Human movement is another source of energy that can be harvested to power nanotechnology. One article I found discusses the research done at Vanderbilt University to harvest energy from low-frequency human motion (as slow as 0.01 Hertz). Ultrathin layers of black phosphorous nanosheets are being used to extract energy directly from human motion. The materials developed are so thin that they can be easily incorporated into clothing. According to another article, MIT researchers found a new method to harness energy from human movements. They developed a flexible electrochemical battery that begins to bend with human motion. Pressure builds up when the battery bends and an electrical current is made. This current can then be used to power other nanodevices. As we consider how we want to harvest energy to power nanotechnologies inside the body, our group might think about the ways in which humans create energy and how this energy can be transferred for internal use.
Paragraph 1: Topic Summary
My group plans to harness biofuels from natural materials like bacteria or human fat in order to find a way to more naturally power biotechnologies within the body. With many new nanotechnological advancements for human health, people need a way to power the technology more naturally.
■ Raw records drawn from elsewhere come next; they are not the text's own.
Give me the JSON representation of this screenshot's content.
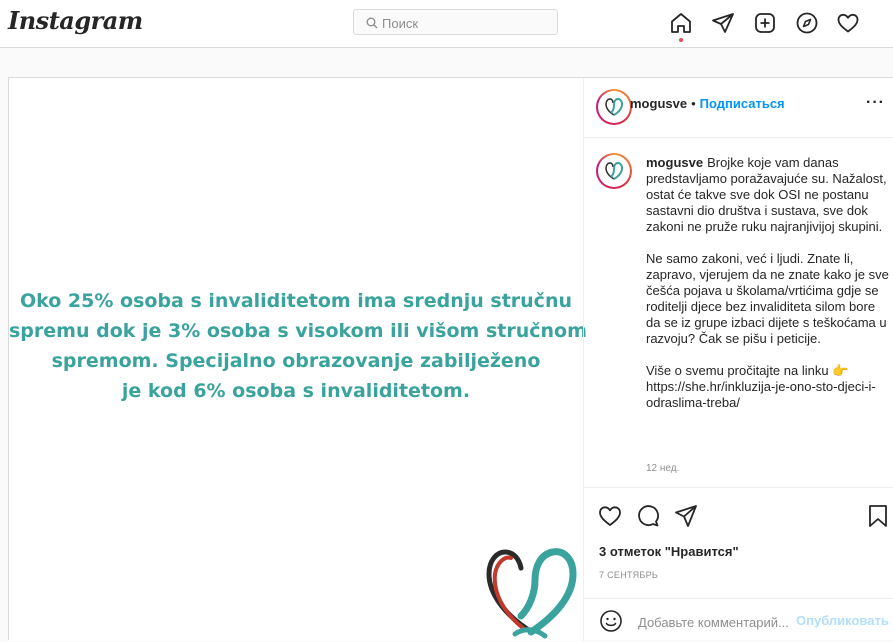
{
  "nav": {
    "logo": "Instagram",
    "search_placeholder": "Поиск",
    "icons": [
      "home-icon",
      "direct-icon",
      "new-post-icon",
      "explore-icon",
      "activity-icon"
    ]
  },
  "post": {
    "image_text": [
      "Oko 25% osoba s invaliditetom ima srednju stručnu",
      "spremu dok je 3% osoba s visokom ili višom stručnom",
      "spremom. Specijalno obrazovanje zabilježeno",
      "je kod 6% osoba s invaliditetom."
    ],
    "username": "mogusve",
    "follow_label": "Подписаться",
    "more_label": "···",
    "caption_username": "mogusve",
    "caption_p1": "Brojke koje vam danas predstavljamo poražavajuće su. Nažalost, ostat će takve sve dok OSI ne postanu sastavni dio društva i sustava, sve dok zakoni ne pruže ruku najranjivijoj skupini.",
    "caption_p2": "Ne samo zakoni, već i ljudi. Znate li, zapravo, vjerujem da ne znate kako je sve češća pojava u školama/vrtićima gdje se roditelji djece bez invaliditeta silom bore da se iz grupe izbaci dijete s teškoćama u razvoju? Čak se pišu i peticije.",
    "caption_p3": "Više o svemu pročitajte na linku 👉https://she.hr/inkluzija-je-ono-sto-djeci-i-odraslima-treba/",
    "time_ago": "12 нед.",
    "likes": "3 отметок \"Нравится\"",
    "date": "7 СЕНТЯБРЬ",
    "comment_placeholder": "Добавьте комментарий...",
    "publish_label": "Опубликовать"
  },
  "colors": {
    "accent": "#0095f6",
    "image_text": "#3aa39d",
    "notification_dot": "#ed4956"
  }
}
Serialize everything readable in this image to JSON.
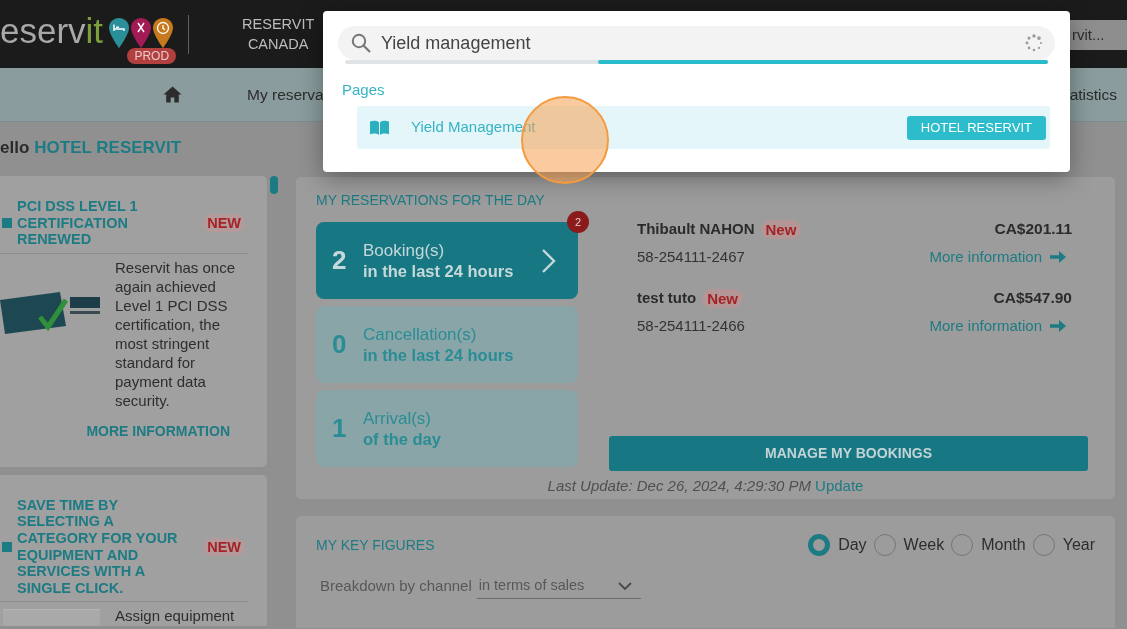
{
  "top_bar": {
    "logo": {
      "main": "eserv",
      "accent": "it",
      "environment": "PROD"
    },
    "account": "RESERVIT CANADA",
    "hotel_select": {
      "value": "rvit..."
    }
  },
  "nav": {
    "items": [
      {
        "kind": "home"
      },
      {
        "kind": "link",
        "label": "My reserva"
      },
      {
        "kind": "link",
        "label": "atistics"
      }
    ]
  },
  "search_popup": {
    "query": "Yield management",
    "loading": true,
    "loading_bar": {
      "level": 0.64
    },
    "sections": [
      {
        "title": "Pages",
        "results": [
          {
            "label": "Yield Management",
            "tag": "HOTEL RESERVIT",
            "selected": true,
            "click_marker": true
          }
        ]
      }
    ]
  },
  "greeting": {
    "prefix": "ello",
    "name": "HOTEL RESERVIT"
  },
  "news": [
    {
      "kind": "logo",
      "title": "PCI DSS LEVEL 1 CERTIFICATION RENEWED",
      "badge": "NEW",
      "text": "Reservit has once again achieved Level 1 PCI DSS certification, the most stringent standard for payment data security.",
      "link": "MORE INFORMATION"
    },
    {
      "kind": "image",
      "title": "SAVE TIME BY SELECTING A CATEGORY FOR YOUR EQUIPMENT AND SERVICES WITH A SINGLE CLICK.",
      "badge": "NEW",
      "text": "Assign equipment"
    }
  ],
  "reservations_card": {
    "title": "MY RESERVATIONS FOR THE DAY",
    "tiles": [
      {
        "count": "2",
        "label": "Booking(s)",
        "period": "in the last 24 hours",
        "selected": true,
        "badge": "2"
      },
      {
        "count": "0",
        "label": "Cancellation(s)",
        "period": "in the last 24 hours",
        "selected": false
      },
      {
        "count": "1",
        "label": "Arrival(s)",
        "period": "of the day",
        "selected": false
      }
    ],
    "bookings": [
      {
        "guest": "Thibault NAHON",
        "badge": "New",
        "number": "58-254111-2467",
        "amount": "CA$201.11",
        "link": "More information"
      },
      {
        "guest": "test tuto",
        "badge": "New",
        "number": "58-254111-2466",
        "amount": "CA$547.90",
        "link": "More information"
      }
    ],
    "button": "MANAGE MY BOOKINGS",
    "last_update": "Last Update: Dec 26, 2024, 4:29:30 PM",
    "update_link": "Update"
  },
  "key_figures_card": {
    "title": "MY KEY FIGURES",
    "periods": [
      {
        "label": "Day",
        "selected": true
      },
      {
        "label": "Week",
        "selected": false
      },
      {
        "label": "Month",
        "selected": false
      },
      {
        "label": "Year",
        "selected": false
      }
    ],
    "breakdown": {
      "label": "Breakdown by channel",
      "value": "in terms of sales"
    }
  }
}
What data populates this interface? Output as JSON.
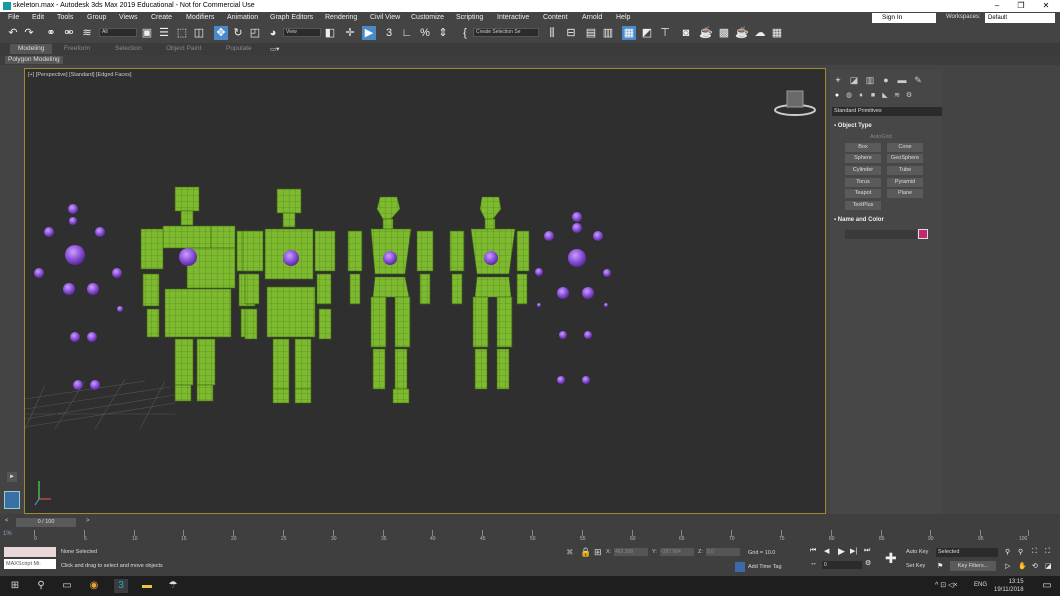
{
  "window": {
    "title": "skeleton.max - Autodesk 3ds Max 2019 Educational - Not for Commercial Use",
    "minimize": "–",
    "restore": "❐",
    "close": "✕"
  },
  "menubar": {
    "items": [
      "File",
      "Edit",
      "Tools",
      "Group",
      "Views",
      "Create",
      "Modifiers",
      "Animation",
      "Graph Editors",
      "Rendering",
      "Civil View",
      "Customize",
      "Scripting",
      "Interactive",
      "Content",
      "Arnold",
      "Help"
    ],
    "sign_in": "Sign In",
    "workspaces_label": "Workspaces:",
    "workspaces_value": "Default"
  },
  "toolbar": {
    "selection_filter": "All",
    "ref_coord": "View",
    "named_selection": "Create Selection Se",
    "snap_label": "3",
    "angle_snap": "%"
  },
  "ribbon": {
    "tabs": [
      "Modeling",
      "Freeform",
      "Selection",
      "Object Paint",
      "Populate"
    ],
    "active_tab": "Modeling",
    "sub_label": "Polygon Modeling"
  },
  "viewport": {
    "label": "[+] [Perspective] [Standard] [Edged Faces]"
  },
  "command_panel": {
    "primitive_type": "Standard Primitives",
    "object_type_title": "Object Type",
    "autogrid": "AutoGrid",
    "buttons": [
      "Box",
      "Cone",
      "Sphere",
      "GeoSphere",
      "Cylinder",
      "Tube",
      "Torus",
      "Pyramid",
      "Teapot",
      "Plane",
      "TextPlus"
    ],
    "name_color_title": "Name and Color",
    "object_color": "#c02a6e"
  },
  "timeline": {
    "slider": "0 / 100",
    "ticks": [
      "0",
      "5",
      "10",
      "15",
      "20",
      "25",
      "30",
      "35",
      "40",
      "45",
      "50",
      "55",
      "60",
      "65",
      "70",
      "75",
      "80",
      "85",
      "90",
      "95",
      "100"
    ]
  },
  "status": {
    "maxscript": "MAXScript Mi:",
    "selection": "None Selected",
    "prompt": "Click and drag to select and move objects",
    "x_label": "X:",
    "x_value": "462.308",
    "y_label": "Y:",
    "y_value": "-387.984",
    "z_label": "Z:",
    "z_value": "0.0",
    "grid": "Grid = 10.0",
    "add_time_tag": "Add Time Tag",
    "frame": "0",
    "auto_key": "Auto Key",
    "set_key": "Set Key",
    "selected": "Selected",
    "key_filters": "Key Filters..."
  },
  "taskbar": {
    "lang": "ENG",
    "time": "13:15",
    "date": "19/11/2018"
  }
}
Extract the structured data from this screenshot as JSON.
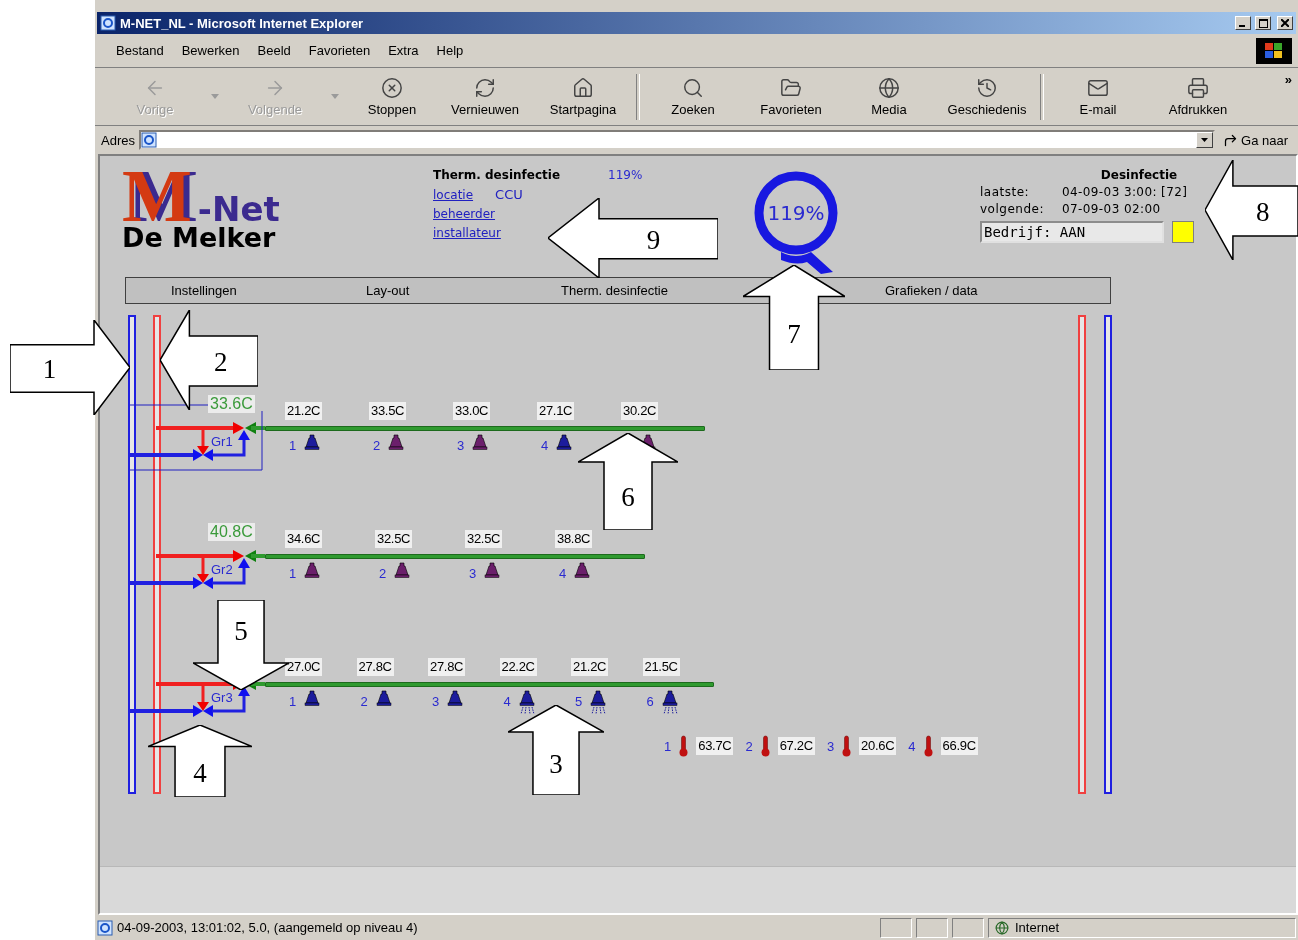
{
  "window": {
    "title": "M-NET_NL - Microsoft Internet Explorer"
  },
  "menu": [
    "Bestand",
    "Bewerken",
    "Beeld",
    "Favorieten",
    "Extra",
    "Help"
  ],
  "toolbar": [
    {
      "kind": "back",
      "label": "Vorige",
      "disabled": true
    },
    {
      "kind": "forward",
      "label": "Volgende",
      "disabled": true
    },
    {
      "kind": "stop",
      "label": "Stoppen",
      "disabled": false
    },
    {
      "kind": "refresh",
      "label": "Vernieuwen",
      "disabled": false
    },
    {
      "kind": "home",
      "label": "Startpagina",
      "disabled": false
    },
    {
      "kind": "search",
      "label": "Zoeken",
      "disabled": false
    },
    {
      "kind": "favorites",
      "label": "Favorieten",
      "disabled": false
    },
    {
      "kind": "media",
      "label": "Media",
      "disabled": false
    },
    {
      "kind": "history",
      "label": "Geschiedenis",
      "disabled": false
    },
    {
      "kind": "mail",
      "label": "E-mail",
      "disabled": false
    },
    {
      "kind": "print",
      "label": "Afdrukken",
      "disabled": false
    }
  ],
  "toolbar_more": "»",
  "address": {
    "label": "Adres",
    "go": "Ga naar"
  },
  "page": {
    "logo": {
      "mark": "M",
      "name": "-Net",
      "subtitle": "De Melker"
    },
    "program": {
      "title": "Therm. desinfectie",
      "percent": "119%",
      "links": [
        {
          "text": "locatie",
          "note": "CCU"
        },
        {
          "text": "beheerder"
        },
        {
          "text": "installateur"
        }
      ]
    },
    "gauge": {
      "value": "119%"
    },
    "disinfection": {
      "title": "Desinfectie",
      "rows": [
        {
          "label": "laatste:",
          "value": "04-09-03 3:00: [72]"
        },
        {
          "label": "volgende:",
          "value": "07-09-03 02:00"
        }
      ],
      "mode": "Bedrijf: AAN",
      "lamp_on": true
    },
    "nav": [
      "Instellingen",
      "Lay-out",
      "Therm. desinfectie",
      "Grafieken / data"
    ],
    "groups": [
      {
        "label": "Gr1",
        "setpoint": "33.6C",
        "selected": true,
        "taps": [
          {
            "number": "1",
            "temperature": "21.2C",
            "color": "#1c1c9c",
            "flowing": false
          },
          {
            "number": "2",
            "temperature": "33.5C",
            "color": "#6b1f6b",
            "flowing": false
          },
          {
            "number": "3",
            "temperature": "33.0C",
            "color": "#6b1f6b",
            "flowing": false
          },
          {
            "number": "4",
            "temperature": "27.1C",
            "color": "#1c1c9c",
            "flowing": false
          },
          {
            "temperature": "30.2C",
            "color": "#6b1f6b",
            "flowing": false
          }
        ]
      },
      {
        "label": "Gr2",
        "setpoint": "40.8C",
        "selected": false,
        "taps": [
          {
            "number": "1",
            "temperature": "34.6C",
            "color": "#6b1f6b",
            "flowing": false
          },
          {
            "number": "2",
            "temperature": "32.5C",
            "color": "#6b1f6b",
            "flowing": false
          },
          {
            "number": "3",
            "temperature": "32.5C",
            "color": "#6b1f6b",
            "flowing": false
          },
          {
            "number": "4",
            "temperature": "38.8C",
            "color": "#6b1f6b",
            "flowing": false
          }
        ]
      },
      {
        "label": "Gr3",
        "selected": false,
        "taps": [
          {
            "number": "1",
            "temperature": "27.0C",
            "color": "#1c1c9c",
            "flowing": false
          },
          {
            "number": "2",
            "temperature": "27.8C",
            "color": "#1c1c9c",
            "flowing": false
          },
          {
            "number": "3",
            "temperature": "27.8C",
            "color": "#1c1c9c",
            "flowing": false
          },
          {
            "number": "4",
            "temperature": "22.2C",
            "color": "#1c1c9c",
            "flowing": true
          },
          {
            "number": "5",
            "temperature": "21.2C",
            "color": "#1c1c9c",
            "flowing": true
          },
          {
            "number": "6",
            "temperature": "21.5C",
            "color": "#1c1c9c",
            "flowing": true
          }
        ]
      }
    ],
    "thermometers": [
      {
        "number": "1",
        "value": "63.7C"
      },
      {
        "number": "2",
        "value": "67.2C"
      },
      {
        "number": "3",
        "value": "20.6C"
      },
      {
        "number": "4",
        "value": "66.9C"
      }
    ]
  },
  "status_bar": {
    "text": "04-09-2003, 13:01:02, 5.0, (aangemeld op niveau 4)",
    "zone": "Internet"
  },
  "callouts": [
    {
      "number": "1",
      "kind": "right"
    },
    {
      "number": "2",
      "kind": "left"
    },
    {
      "number": "3",
      "kind": "up"
    },
    {
      "number": "4",
      "kind": "up"
    },
    {
      "number": "5",
      "kind": "down"
    },
    {
      "number": "6",
      "kind": "up"
    },
    {
      "number": "7",
      "kind": "up"
    },
    {
      "number": "8",
      "kind": "left"
    },
    {
      "number": "9",
      "kind": "left"
    }
  ]
}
Batteries need replacements and may leak and cause damage within the body, while natural biofuels are a safer and more abundant source of fuel. Through our project we hope to explore the benefits of biofuels both when used in the body and in the environment. People are currently trying to reduce the harmful emissions that humans release into our atmosphere and biofuels could significantly help. Harnessing biofuels from bacteria or even human fat would significantly change the way mankind thinks about safe and renewable energy and would positively affect human health in the growing world of biotechnologies.
Paragraph 2: Research Article
Towards glucose biofuel cells implanted in human body for powering artificial organs: Review
This review discussed alternatives to lithium-ion batteries that are used to power health devices in humans. It discussed implantable biofuel cells and how they can be used to power devices inside the human body. A glucose fuel cell (GFC) produces electrical energy from chemical energy through the oxidation of glucose and reduction of oxygen. One main challenge of implantable glucose fuel cells is that they must be able to fully interact with the human body without harming it since the cells need contact with body fluid in order to function. These cells could allow humans to convert energy within their body for the purposes of powering a medical device. Glucose biofuel cells are an option that my group can discuss in our search for alternatives to batteries used inside the body.